## Action item
Every entry below should be printed exactly.

## App and web page records
▼▼▼

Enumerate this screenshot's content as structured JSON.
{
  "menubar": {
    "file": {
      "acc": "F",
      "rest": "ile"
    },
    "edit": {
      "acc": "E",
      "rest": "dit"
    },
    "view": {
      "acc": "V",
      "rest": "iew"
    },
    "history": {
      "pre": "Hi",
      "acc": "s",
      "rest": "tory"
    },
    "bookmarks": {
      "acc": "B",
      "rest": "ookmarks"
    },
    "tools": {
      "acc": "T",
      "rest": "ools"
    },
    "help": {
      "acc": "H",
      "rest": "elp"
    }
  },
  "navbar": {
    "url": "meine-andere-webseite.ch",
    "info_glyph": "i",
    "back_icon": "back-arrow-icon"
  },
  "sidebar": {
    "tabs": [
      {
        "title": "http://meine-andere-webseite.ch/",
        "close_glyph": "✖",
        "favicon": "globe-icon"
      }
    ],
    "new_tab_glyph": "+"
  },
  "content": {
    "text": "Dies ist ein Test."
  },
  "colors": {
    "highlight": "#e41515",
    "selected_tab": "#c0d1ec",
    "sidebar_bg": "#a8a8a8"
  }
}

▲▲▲

## Result for this exercise
Enumerate this screenshot's content as structured JSON.
{
  "menubar": {
    "file": {
      "acc": "F",
      "rest": "ile"
    },
    "edit": {
      "acc": "E",
      "rest": "dit"
    },
    "view": {
      "acc": "V",
      "rest": "iew"
    },
    "history": {
      "pre": "Hi",
      "acc": "s",
      "rest": "tory"
    },
    "bookmarks": {
      "acc": "B",
      "rest": "ookmarks"
    },
    "tools": {
      "acc": "T",
      "rest": "ools"
    },
    "help": {
      "acc": "H",
      "rest": "elp"
    }
  },
  "navbar": {
    "url": "meine-andere-webseite.ch",
    "info_glyph": "i",
    "back_icon": "back-arrow-icon"
  },
  "sidebar": {
    "tabs": [
      {
        "title": "http://meine-andere-webseite.ch/",
        "close_glyph": "✖",
        "favicon": "globe-icon"
      }
    ],
    "new_tab_glyph": "+"
  },
  "content": {
    "text": "Dies ist ein Test."
  },
  "colors": {
    "highlight": "#e41515",
    "selected_tab": "#c0d1ec",
    "sidebar_bg": "#a8a8a8"
  }
}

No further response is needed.